Available PhD Projects

International Self-funded Students

We are accepting applications from international self-funded students in all areas of research in CMP. Please contact your preferred supervisor or the Head of Section. An application form is available online.

EPSRC Centre for Doctoral Training in Soft Matter and Functional Interfaces

Fully funded four-year PhD studentships are available for graduates in physics, chemistry, food science, engineering, (applied) mathematics and related subjects to join the SOFI CDT. Please see the SOFI CDT webpages for more details (applications open for 2017 cohort).

Ph.D. Studentship: High field Superconductors for Fusion Energy

A fully funded 3.5 or 4 year Ph.D. studentship is available with flexible start dates. For details see:

http://community.dur.ac.uk/superconductivity.durham/vacancies.html

A 3.5 year PhD studentship is available with a start date of October 2018 to study properties of skyrmions in magnetic materials.

The project involves both theoretical and experimental research and forms part of the UK Skyrmion Project. The aim of this PhD project is to elucidate the nature, stability and excitations of magnetic materials that host skyrmions. The work will primarily involve carrying out a combination of electronic structure calculations and muon-spin spectroscopy experiments at international facilities such as ISIS the Paul Scherrer Institut. Muons are subatomic particles that act as microscopic probes of solids and is a mainstream experimental technique in condensed matter physics and has provided key insights into magnetism, superconductivity, semiconductor physics and charge transport. The theoretical work will use and develop first principles density functional methods using in-house and national supercomputing facilities and will both underpin our knowledge of the materials and also aid the interpretation of our muon spectrocopy results. The wider aim of the Skyrmion Project is to investigate three key challenges of skyrmionics research: (I) materials discovery and crystal growth; (II) fundamental science and (III) engineering to application, with this project forming part of challenge II. The PhD student will be expected to liaise with researchers and groups within Durham, our partners within the UK and international groups with whom we have collaborations as part of the work of the Programme.
The project is supervised by Prof Tom Lancaster and Prof Stewart Clark at Durham.
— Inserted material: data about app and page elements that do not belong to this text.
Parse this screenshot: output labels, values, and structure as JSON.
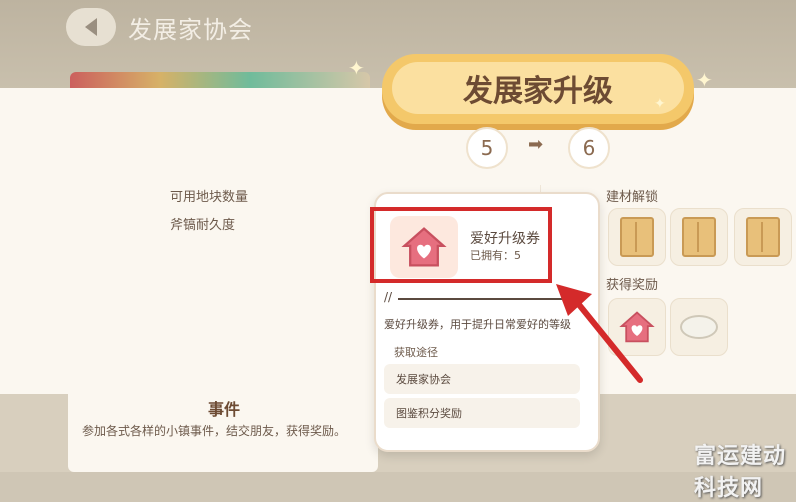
{
  "header": {
    "title": "发展家协会"
  },
  "banner": {
    "title": "发展家升级"
  },
  "level": {
    "from": "5",
    "to": "6",
    "arrow": "➡"
  },
  "stats": [
    {
      "label": "可用地块数量"
    },
    {
      "label": "斧镐耐久度"
    }
  ],
  "right": {
    "unlock_label": "建材解锁",
    "reward_label": "获得奖励"
  },
  "popup": {
    "item_name": "爱好升级券",
    "owned": "已拥有：5",
    "description": "爱好升级券，用于提升日常爱好的等级",
    "source_title": "获取途径",
    "sources": [
      "发展家协会",
      "图鉴积分奖励"
    ]
  },
  "event": {
    "title": "事件",
    "description": "参加各式各样的小镇事件，结交朋友，获得奖励。"
  },
  "watermark": {
    "text": "富运建动科技网"
  },
  "colors": {
    "highlight": "#d42a2a",
    "banner": "#f4c86a",
    "text": "#6d5a4b"
  }
}
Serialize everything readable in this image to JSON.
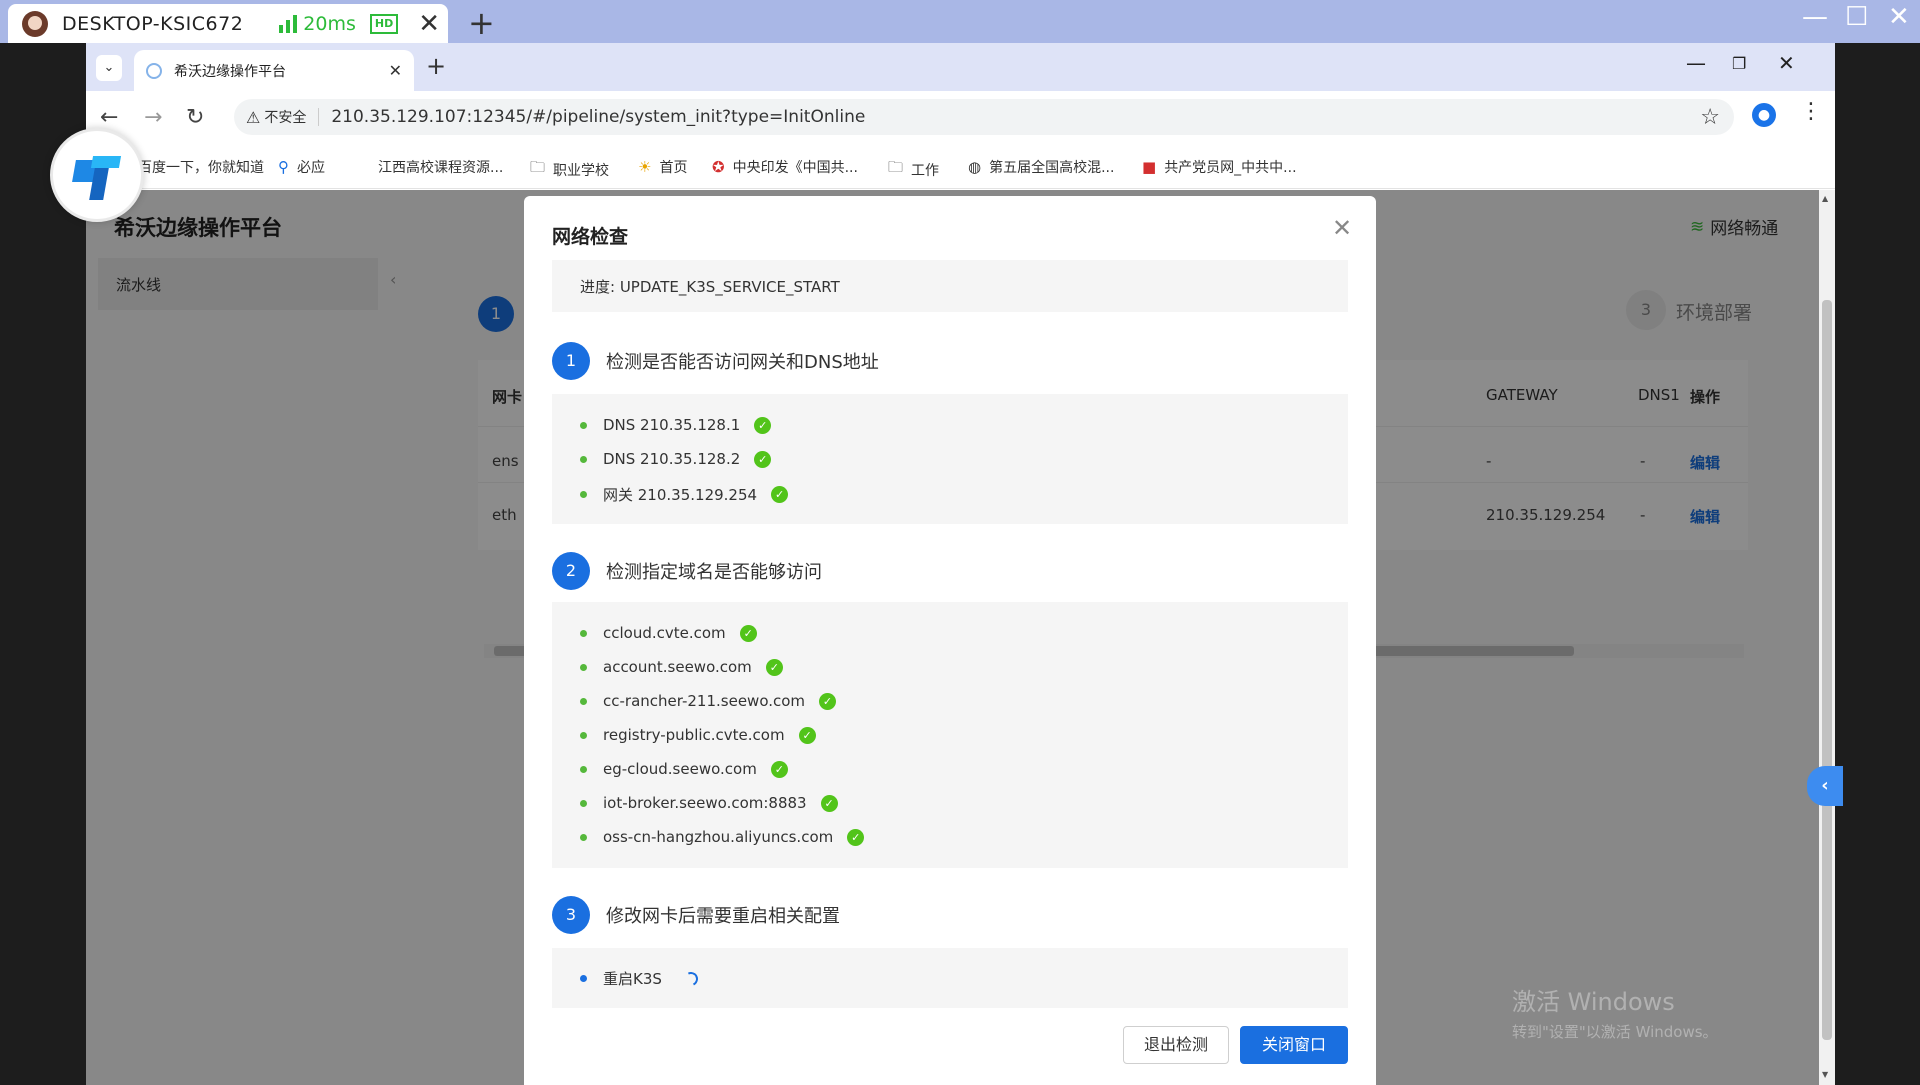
{
  "remote_desktop": {
    "host": "DESKTOP-KSIC672",
    "latency": "20ms",
    "quality_badge": "HD"
  },
  "browser": {
    "tab_title": "希沃边缘操作平台",
    "security_label": "不安全",
    "url": "210.35.129.107:12345/#/pipeline/system_init?type=InitOnline",
    "bookmarks": [
      "百度一下，你就知道",
      "必应",
      "江西高校课程资源...",
      "职业学校",
      "首页",
      "中央印发《中国共...",
      "工作",
      "第五届全国高校混...",
      "共产党员网_中共中..."
    ]
  },
  "page": {
    "title": "希沃边缘操作平台",
    "network_status": "网络畅通",
    "sidebar_item": "流水线",
    "step1_num": "1",
    "step3_num": "3",
    "step3_label": "环境部署",
    "table": {
      "col_nic": "网卡",
      "col_gateway": "GATEWAY",
      "col_dns1": "DNS1",
      "col_action": "操作",
      "rows": [
        {
          "nic": "ens",
          "gateway": "-",
          "dns1": "-",
          "action": "编辑"
        },
        {
          "nic": "eth",
          "gateway": "210.35.129.254",
          "dns1": "-",
          "action": "编辑"
        }
      ]
    }
  },
  "modal": {
    "title": "网络检查",
    "progress": "进度: UPDATE_K3S_SERVICE_START",
    "sections": [
      {
        "num": "1",
        "title": "检测是否能否访问网关和DNS地址",
        "items": [
          "DNS 210.35.128.1",
          "DNS 210.35.128.2",
          "网关 210.35.129.254"
        ]
      },
      {
        "num": "2",
        "title": "检测指定域名是否能够访问",
        "items": [
          "ccloud.cvte.com",
          "account.seewo.com",
          "cc-rancher-211.seewo.com",
          "registry-public.cvte.com",
          "eg-cloud.seewo.com",
          "iot-broker.seewo.com:8883",
          "oss-cn-hangzhou.aliyuncs.com"
        ]
      },
      {
        "num": "3",
        "title": "修改网卡后需要重启相关配置",
        "items": [
          "重启K3S"
        ]
      }
    ],
    "btn_exit": "退出检测",
    "btn_close": "关闭窗口"
  },
  "watermark": {
    "line1": "激活 Windows",
    "line2": "转到\"设置\"以激活 Windows。"
  },
  "colors": {
    "primary": "#1a6fe0",
    "success": "#52c41a",
    "remote_bar": "#a9b7e6"
  }
}
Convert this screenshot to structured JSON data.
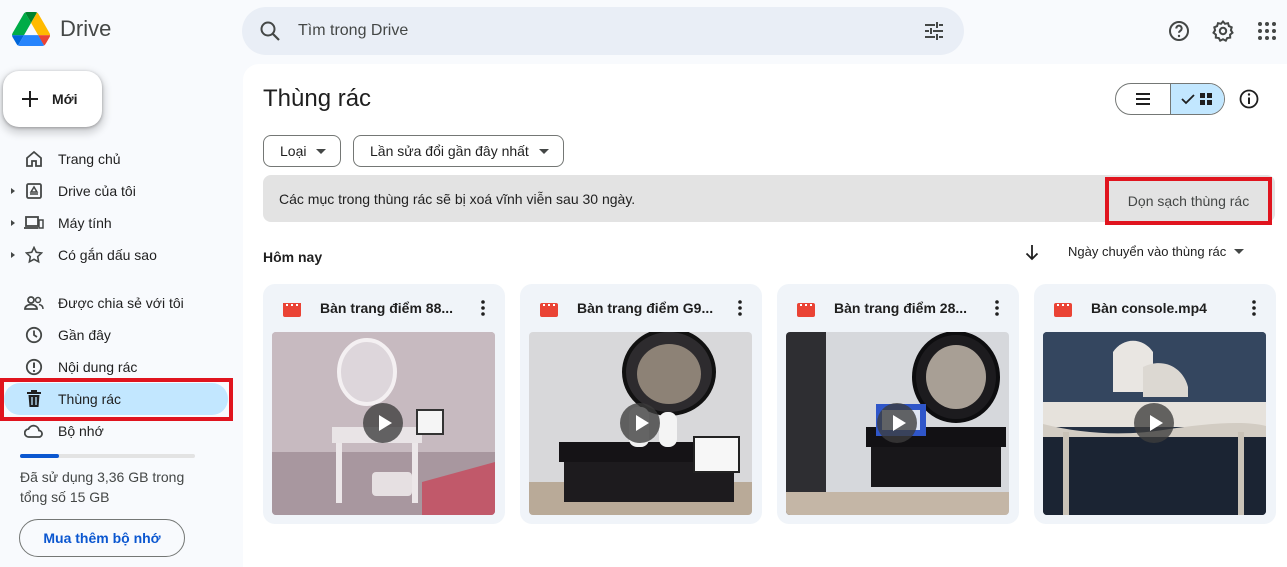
{
  "app": {
    "name": "Drive",
    "logo_icon": "google-drive-logo-icon"
  },
  "search": {
    "placeholder": "Tìm trong Drive",
    "search_icon": "search-icon",
    "filter_icon": "tune-icon"
  },
  "header_icons": [
    "help-icon",
    "settings-icon",
    "apps-grid-icon"
  ],
  "sidebar": {
    "new_label": "Mới",
    "items": [
      {
        "label": "Trang chủ",
        "icon": "home-icon",
        "expandable": false
      },
      {
        "label": "Drive của tôi",
        "icon": "my-drive-icon",
        "expandable": true
      },
      {
        "label": "Máy tính",
        "icon": "computer-icon",
        "expandable": true
      },
      {
        "label": "Có gắn dấu sao",
        "icon": "star-icon",
        "expandable": true
      },
      {
        "label": "Được chia sẻ với tôi",
        "icon": "people-icon",
        "expandable": false
      },
      {
        "label": "Gần đây",
        "icon": "clock-icon",
        "expandable": false
      },
      {
        "label": "Nội dung rác",
        "icon": "spam-icon",
        "expandable": false
      },
      {
        "label": "Thùng rác",
        "icon": "trash-icon",
        "expandable": false,
        "active": true
      },
      {
        "label": "Bộ nhớ",
        "icon": "cloud-icon",
        "expandable": false
      }
    ],
    "storage": {
      "text": "Đã sử dụng 3,36 GB trong tổng số 15 GB",
      "used_fraction": 0.224
    },
    "buy_label": "Mua thêm bộ nhớ"
  },
  "main": {
    "title": "Thùng rác",
    "filters": [
      {
        "label": "Loại"
      },
      {
        "label": "Lần sửa đổi gần đây nhất"
      }
    ],
    "banner": {
      "text": "Các mục trong thùng rác sẽ bị xoá vĩnh viễn sau 30 ngày.",
      "action": "Dọn sạch thùng rác"
    },
    "section": "Hôm nay",
    "sort_label": "Ngày chuyển vào thùng rác",
    "files": [
      {
        "name": "Bàn trang điểm 88...",
        "icon": "video-file-icon"
      },
      {
        "name": "Bàn trang điểm G9...",
        "icon": "video-file-icon"
      },
      {
        "name": "Bàn trang điểm 28...",
        "icon": "video-file-icon"
      },
      {
        "name": "Bàn console.mp4",
        "icon": "video-file-icon"
      }
    ]
  },
  "colors": {
    "accent": "#0b57d0",
    "active_nav": "#c2e7ff",
    "highlight_box": "#e0141e",
    "video_icon": "#ea4335"
  }
}
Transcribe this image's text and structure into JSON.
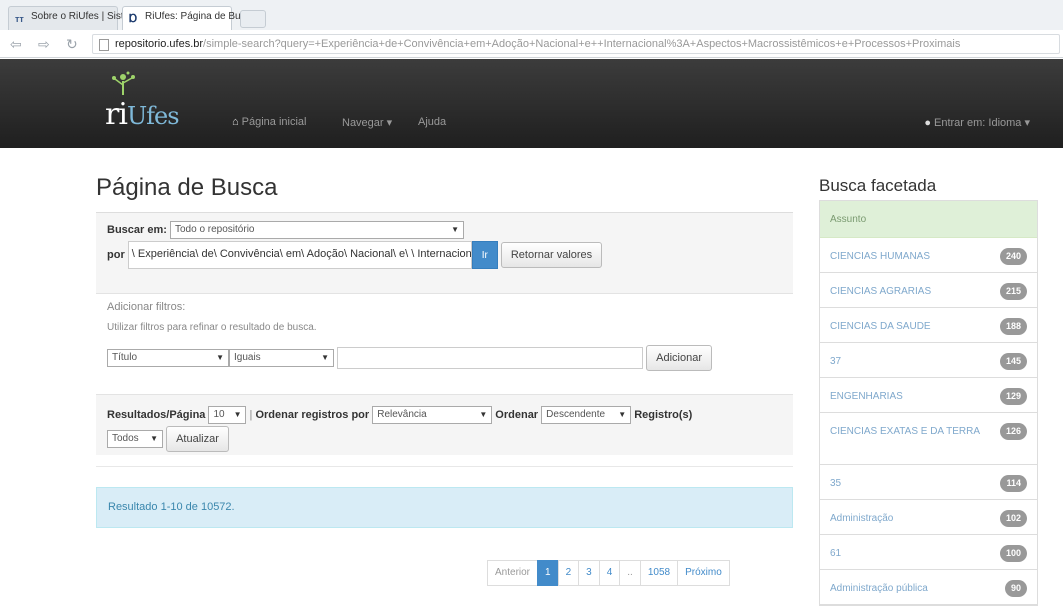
{
  "browser": {
    "tabs": [
      {
        "title": "Sobre o RiUfes | Sistema",
        "icon": "site-favicon"
      },
      {
        "title": "RiUfes: Página de Busca",
        "icon": "riufes-favicon"
      }
    ],
    "url_host": "repositorio.ufes.br",
    "url_path": "/simple-search?query=+Experiência+de+Convivência+em+Adoção+Nacional+e++Internacional%3A+Aspectos+Macrossistêmicos+e+Processos+Proximais"
  },
  "navbar": {
    "logo_ri": "ri",
    "logo_ufes": "Ufes",
    "home": "Página inicial",
    "browse": "Navegar ▾",
    "help": "Ajuda",
    "login": "Entrar em:",
    "language": "Idioma ▾"
  },
  "main": {
    "title": "Página de Busca",
    "search_in_label": "Buscar em:",
    "search_in_value": "Todo o repositório",
    "query_label": "por",
    "query_value": "\\ Experiência\\ de\\ Convivência\\ em\\ Adoção\\ Nacional\\ e\\ \\ Internacional",
    "go_button": "Ir",
    "reset_button": "Retornar valores",
    "add_filters": "Adicionar filtros:",
    "filters_hint": "Utilizar filtros para refinar o resultado de busca.",
    "filter_field": "Título",
    "filter_op": "Iguais",
    "filter_value": "",
    "add_button": "Adicionar",
    "rpp_label": "Resultados/Página",
    "rpp_value": "10",
    "sep": "|",
    "sort_label": "Ordenar registros por",
    "sort_value": "Relevância",
    "order_label": "Ordenar",
    "order_value": "Descendente",
    "records_label": "Registro(s)",
    "records_value": "Todos",
    "update_button": "Atualizar",
    "result_text": "Resultado 1-10 de 10572."
  },
  "pagination": [
    "Anterior",
    "1",
    "2",
    "3",
    "4",
    "..",
    "1058",
    "Próximo"
  ],
  "facets": {
    "title": "Busca facetada",
    "header": "Assunto",
    "items": [
      {
        "label": "CIENCIAS HUMANAS",
        "count": "240"
      },
      {
        "label": "CIENCIAS AGRARIAS",
        "count": "215"
      },
      {
        "label": "CIENCIAS DA SAUDE",
        "count": "188"
      },
      {
        "label": "37",
        "count": "145"
      },
      {
        "label": "ENGENHARIAS",
        "count": "129"
      },
      {
        "label": "CIENCIAS EXATAS E DA TERRA",
        "count": "126"
      },
      {
        "label": "35",
        "count": "114"
      },
      {
        "label": "Administração",
        "count": "102"
      },
      {
        "label": "61",
        "count": "100"
      },
      {
        "label": "Administração pública",
        "count": "90"
      }
    ]
  }
}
Please contact Tom Lancaster (tom.lancaster@durham.ac.uk)
directly for more information.